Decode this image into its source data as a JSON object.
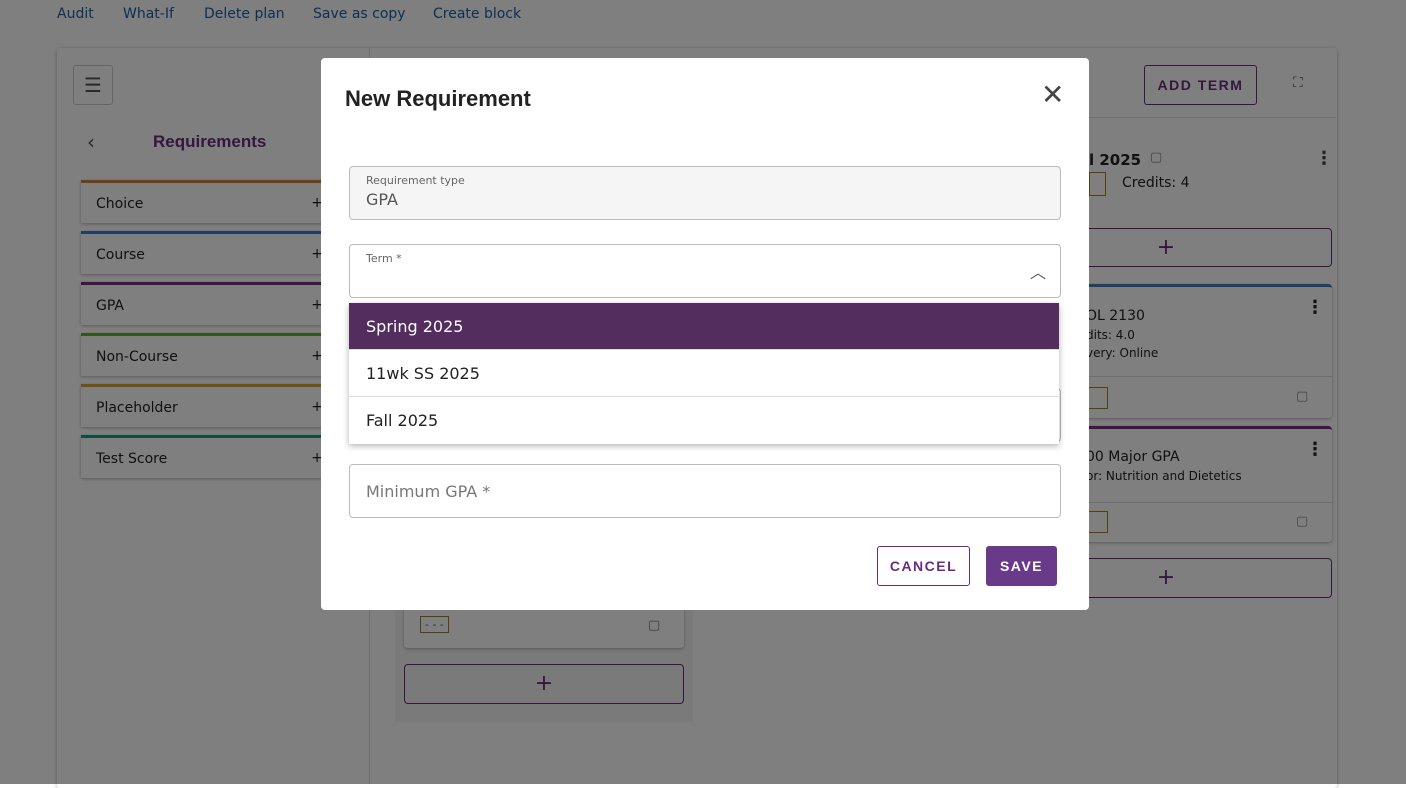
{
  "toolbar": {
    "links": [
      "Audit",
      "What-If",
      "Delete plan",
      "Save as copy",
      "Create block"
    ]
  },
  "sidebar": {
    "title": "Requirements",
    "items": [
      {
        "label": "Choice",
        "color": "#d9822b"
      },
      {
        "label": "Course",
        "color": "#3d7cc9"
      },
      {
        "label": "GPA",
        "color": "#7b2d82"
      },
      {
        "label": "Non-Course",
        "color": "#6aae3f"
      },
      {
        "label": "Placeholder",
        "color": "#d9a72b"
      },
      {
        "label": "Test Score",
        "color": "#1b9c85"
      }
    ]
  },
  "plan": {
    "add_term_label": "ADD TERM",
    "term_title": "l 2025",
    "credits_label": "Credits:",
    "credits_value": "4",
    "badge": "- - -",
    "card1": {
      "title": "OL 2130",
      "credits": "dits: 4.0",
      "delivery": "very: Online"
    },
    "card2": {
      "title": "00 Major GPA",
      "subtitle": "or: Nutrition and Dietetics"
    }
  },
  "modal": {
    "title": "New Requirement",
    "requirement_type": {
      "label": "Requirement type",
      "value": "GPA"
    },
    "term": {
      "label": "Term *",
      "value": ""
    },
    "term_options": [
      "Spring 2025",
      "11wk SS 2025",
      "Fall 2025"
    ],
    "min_gpa": {
      "placeholder": "Minimum GPA *"
    },
    "cancel_label": "CANCEL",
    "save_label": "SAVE"
  },
  "colors": {
    "accent": "#6a3a8a",
    "selected_option": "#522d5e"
  }
}
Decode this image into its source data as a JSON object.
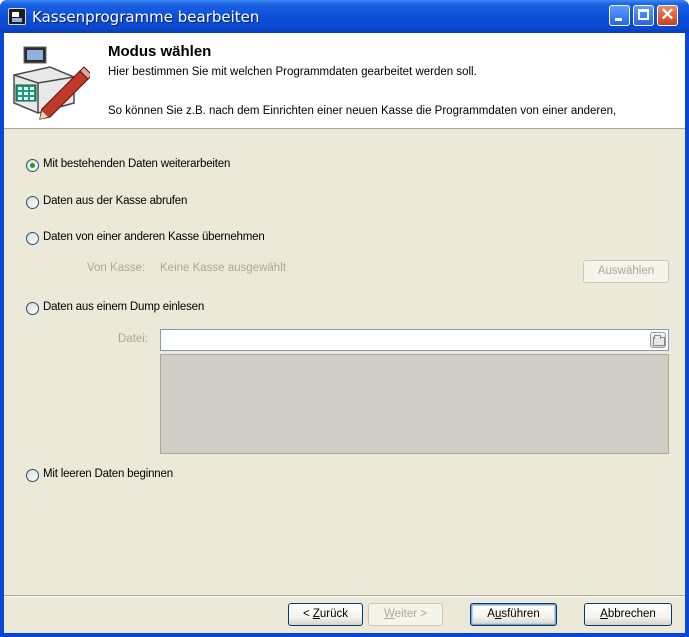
{
  "window": {
    "title": "Kassenprogramme bearbeiten",
    "icon": "app-icon",
    "controls": [
      "minimize-icon",
      "maximize-icon",
      "close-icon"
    ]
  },
  "header": {
    "title": "Modus wählen",
    "line1": "Hier bestimmen Sie mit welchen Programmdaten gearbeitet werden soll.",
    "line2": "So können Sie z.B. nach dem Einrichten einer neuen Kasse die Programmdaten von einer anderen,",
    "illustration": "cash-register-edit-icon"
  },
  "options": {
    "existing": {
      "label": "Mit bestehenden Daten weiterarbeiten",
      "checked": true
    },
    "fetch": {
      "label": "Daten aus der Kasse abrufen",
      "checked": false
    },
    "copy": {
      "label": "Daten von einer anderen Kasse übernehmen",
      "checked": false
    },
    "dump": {
      "label": "Daten aus einem Dump einlesen",
      "checked": false
    },
    "empty": {
      "label": "Mit leeren Daten beginnen",
      "checked": false
    }
  },
  "copy_source": {
    "label": "Von Kasse:",
    "value": "Keine Kasse ausgewählt",
    "select_button": "Auswählen"
  },
  "dump_file": {
    "label": "Datei:",
    "value": "",
    "browse_icon": "folder-open-icon"
  },
  "buttons": {
    "back": {
      "prefix": "< ",
      "accel": "Z",
      "rest": "urück"
    },
    "next": {
      "accel": "W",
      "rest": "eiter >"
    },
    "run": {
      "pre": "A",
      "accel": "u",
      "rest": "sführen"
    },
    "cancel": {
      "accel": "A",
      "rest": "bbrechen"
    }
  },
  "colors": {
    "title_bar": "#0a48cf",
    "dialog_bg": "#ece9d8",
    "radio_dot": "#21a121",
    "disabled_text": "#aca899"
  }
}
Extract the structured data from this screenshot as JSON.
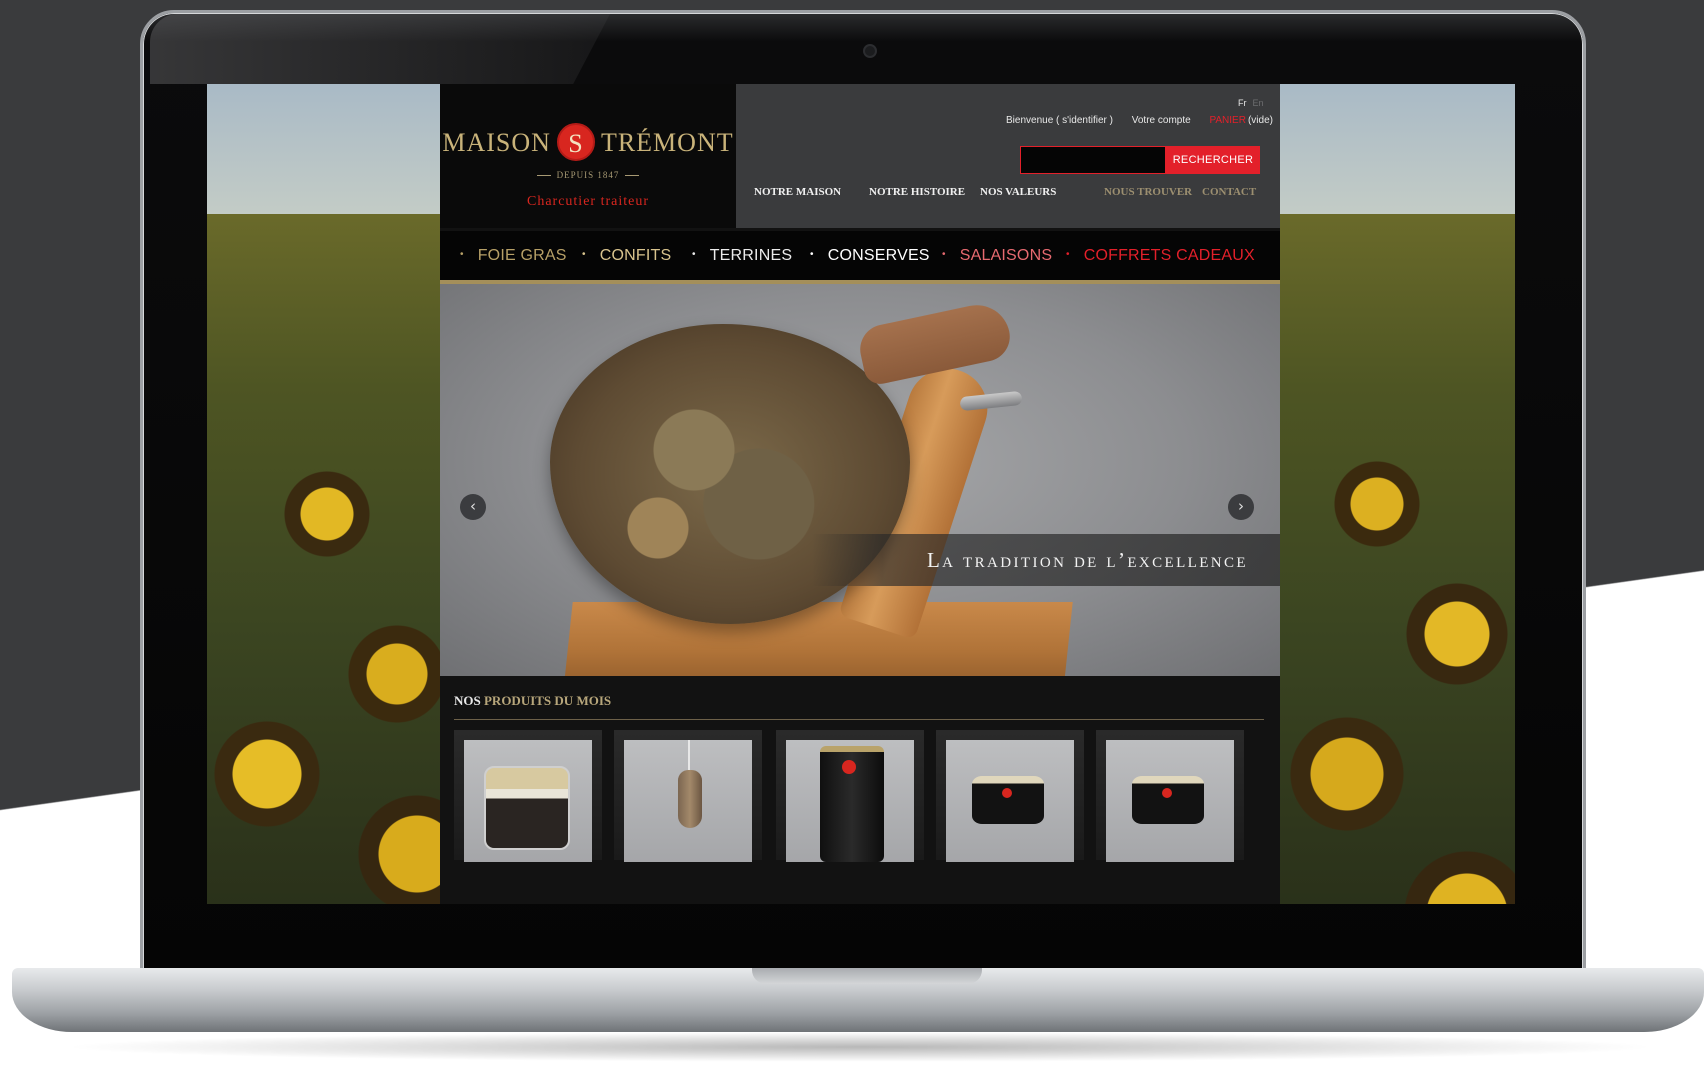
{
  "brand": {
    "name_part1": "MAISON",
    "seal_letter": "S",
    "name_part2": "TRÉMONT",
    "since": "DEPUIS 1847",
    "tagline": "Charcutier traiteur"
  },
  "language": {
    "current": "Fr",
    "other": "En"
  },
  "top_links": {
    "welcome": "Bienvenue ( s'identifier )",
    "account": "Votre compte",
    "cart": "PANIER",
    "cart_state": "(vide)"
  },
  "search": {
    "value": "",
    "button": "RECHERCHER"
  },
  "main_nav": [
    "NOTRE MAISON",
    "NOTRE HISTOIRE",
    "NOS VALEURS",
    "NOUS TROUVER",
    "CONTACT"
  ],
  "categories": [
    {
      "label": "FOIE GRAS",
      "color": "#b7a067"
    },
    {
      "label": "CONFITS",
      "color": "#d9c48e"
    },
    {
      "label": "TERRINES",
      "color": "#ececec"
    },
    {
      "label": "CONSERVES",
      "color": "#ffffff"
    },
    {
      "label": "SALAISONS",
      "color": "#e76a70"
    },
    {
      "label": "COFFRETS CADEAUX",
      "color": "#e3202a"
    }
  ],
  "slider": {
    "caption": "La tradition de l’excellence",
    "prev_icon": "chevron-left-icon",
    "next_icon": "chevron-right-icon"
  },
  "products_section": {
    "title_lead": "NOS",
    "title_rest": "PRODUITS DU MOIS",
    "items": [
      {
        "icon": "jar-icon"
      },
      {
        "icon": "sausage-icon"
      },
      {
        "icon": "tall-can-icon"
      },
      {
        "icon": "flat-can-icon"
      },
      {
        "icon": "flat-can-icon"
      }
    ]
  },
  "colors": {
    "accent_red": "#e3202a",
    "gold": "#b7a067",
    "header_grey": "#3a3b3d"
  }
}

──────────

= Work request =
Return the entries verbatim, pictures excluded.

= Exercise result =
Decode this image into its source data as a JSON object.
{
  "toolbar": {
    "links": [
      "Audit",
      "What-If",
      "Delete plan",
      "Save as copy",
      "Create block"
    ]
  },
  "sidebar": {
    "title": "Requirements",
    "items": [
      {
        "label": "Choice",
        "color": "#d9822b"
      },
      {
        "label": "Course",
        "color": "#3d7cc9"
      },
      {
        "label": "GPA",
        "color": "#7b2d82"
      },
      {
        "label": "Non-Course",
        "color": "#6aae3f"
      },
      {
        "label": "Placeholder",
        "color": "#d9a72b"
      },
      {
        "label": "Test Score",
        "color": "#1b9c85"
      }
    ]
  },
  "plan": {
    "add_term_label": "ADD TERM",
    "term_title": "l 2025",
    "credits_label": "Credits:",
    "credits_value": "4",
    "badge": "- - -",
    "card1": {
      "title": "OL 2130",
      "credits": "dits: 4.0",
      "delivery": "very: Online"
    },
    "card2": {
      "title": "00 Major GPA",
      "subtitle": "or: Nutrition and Dietetics"
    }
  },
  "modal": {
    "title": "New Requirement",
    "requirement_type": {
      "label": "Requirement type",
      "value": "GPA"
    },
    "term": {
      "label": "Term *",
      "value": ""
    },
    "term_options": [
      "Spring 2025",
      "11wk SS 2025",
      "Fall 2025"
    ],
    "min_gpa": {
      "placeholder": "Minimum GPA *"
    },
    "cancel_label": "CANCEL",
    "save_label": "SAVE"
  },
  "colors": {
    "accent": "#6a3a8a",
    "selected_option": "#522d5e"
  }
}
Decode this image into its source data as a JSON object.
{
  "window": {
    "title": "Kassenprogramme bearbeiten",
    "icon": "app-icon",
    "controls": [
      "minimize-icon",
      "maximize-icon",
      "close-icon"
    ]
  },
  "header": {
    "title": "Modus wählen",
    "line1": "Hier bestimmen Sie mit welchen Programmdaten gearbeitet werden soll.",
    "line2": "So können Sie z.B. nach dem Einrichten einer neuen Kasse die Programmdaten von einer anderen,",
    "illustration": "cash-register-edit-icon"
  },
  "options": {
    "existing": {
      "label": "Mit bestehenden Daten weiterarbeiten",
      "checked": true
    },
    "fetch": {
      "label": "Daten aus der Kasse abrufen",
      "checked": false
    },
    "copy": {
      "label": "Daten von einer anderen Kasse übernehmen",
      "checked": false
    },
    "dump": {
      "label": "Daten aus einem Dump einlesen",
      "checked": false
    },
    "empty": {
      "label": "Mit leeren Daten beginnen",
      "checked": false
    }
  },
  "copy_source": {
    "label": "Von Kasse:",
    "value": "Keine Kasse ausgewählt",
    "select_button": "Auswählen"
  },
  "dump_file": {
    "label": "Datei:",
    "value": "",
    "browse_icon": "folder-open-icon"
  },
  "buttons": {
    "back": {
      "prefix": "< ",
      "accel": "Z",
      "rest": "urück"
    },
    "next": {
      "accel": "W",
      "rest": "eiter >"
    },
    "run": {
      "pre": "A",
      "accel": "u",
      "rest": "sführen"
    },
    "cancel": {
      "accel": "A",
      "rest": "bbrechen"
    }
  },
  "colors": {
    "title_bar": "#0a48cf",
    "dialog_bg": "#ece9d8",
    "radio_dot": "#21a121",
    "disabled_text": "#aca899"
  }
}
Extract the structured data from this screenshot as JSON.
{
  "brand": {
    "name_part1": "MAISON",
    "seal_letter": "S",
    "name_part2": "TRÉMONT",
    "since": "DEPUIS 1847",
    "tagline": "Charcutier traiteur"
  },
  "language": {
    "current": "Fr",
    "other": "En"
  },
  "top_links": {
    "welcome": "Bienvenue ( s'identifier )",
    "account": "Votre compte",
    "cart": "PANIER",
    "cart_state": "(vide)"
  },
  "search": {
    "value": "",
    "button": "RECHERCHER"
  },
  "main_nav": [
    "NOTRE MAISON",
    "NOTRE HISTOIRE",
    "NOS VALEURS",
    "NOUS TROUVER",
    "CONTACT"
  ],
  "categories": [
    {
      "label": "FOIE GRAS",
      "color": "#b7a067"
    },
    {
      "label": "CONFITS",
      "color": "#d9c48e"
    },
    {
      "label": "TERRINES",
      "color": "#ececec"
    },
    {
      "label": "CONSERVES",
      "color": "#ffffff"
    },
    {
      "label": "SALAISONS",
      "color": "#e76a70"
    },
    {
      "label": "COFFRETS CADEAUX",
      "color": "#e3202a"
    }
  ],
  "slider": {
    "caption": "La tradition de l’excellence",
    "prev_icon": "chevron-left-icon",
    "next_icon": "chevron-right-icon"
  },
  "products_section": {
    "title_lead": "NOS",
    "title_rest": "PRODUITS DU MOIS",
    "items": [
      {
        "icon": "jar-icon"
      },
      {
        "icon": "sausage-icon"
      },
      {
        "icon": "tall-can-icon"
      },
      {
        "icon": "flat-can-icon"
      },
      {
        "icon": "flat-can-icon"
      }
    ]
  },
  "colors": {
    "accent_red": "#e3202a",
    "gold": "#b7a067",
    "header_grey": "#3a3b3d"
  }
}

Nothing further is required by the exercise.